The Holidays Celebrated In Colonial America

St. Agnes' Day

{ The 21st of January }

  The eve of 21 January was when the celebration of St. Agnes' Day took place. It honored St. Agnes, a Roman virgin who suffered as a martyr and died in 306 AD.

  The primary object of the celebration was divination by women to discover who might be their future husbands.

  Poor Robin's Almanack of 1734 included the following verses:

"Saint Agnes Day comes by and by,
When pretty maids do fast to try
Their sweethearts in their dreams to see,
Or know who shall their husbands be.
but some when married all is ore,
And they desire to dream no more,
Or, if they must have these extreams,
Wish all their sufferings were but dreams."

  It was suggested to young ladies (and young men): "Upon St. Agnes' Night, you take a row of pins, and pull out every one, one after another, saying a paternoster, sticking a pin in your sleeve, and you will dream of him, or her you shall marry.".

  Many young ladies would fast during the eve of St. Agnes' Day in hopes that it would give them additional luck in discovering their true love.

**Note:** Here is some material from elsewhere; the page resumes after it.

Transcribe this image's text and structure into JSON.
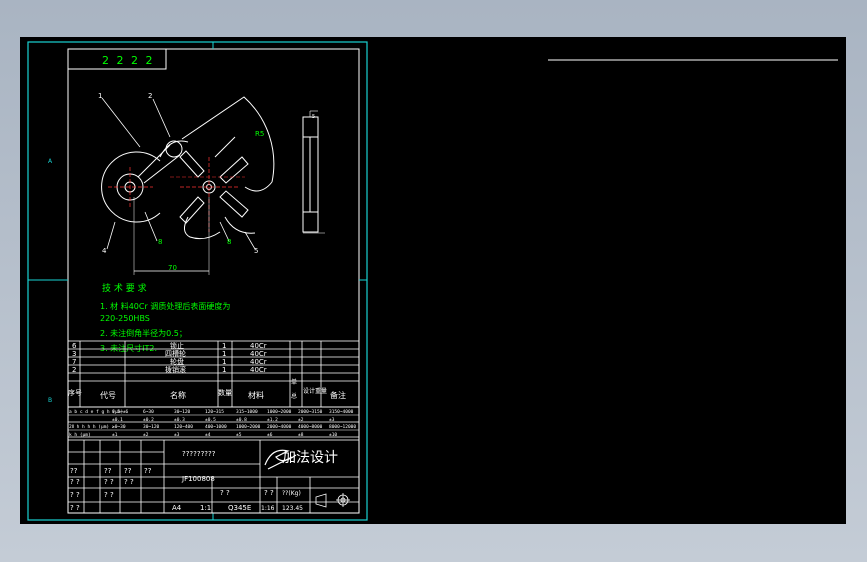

  The chap-book, Mother Bunch's Closet Newly Broke Open suggested that the young lady on the eve of St. Agnes' Day go into her bed chamber, put on a clean shift, and then, after lying down, to place her right hand under her head and say: "Now the god of Love send me my desire." The young lady was told to then try to go to sleep as quickly as possible, and she would surely dream of her future lover.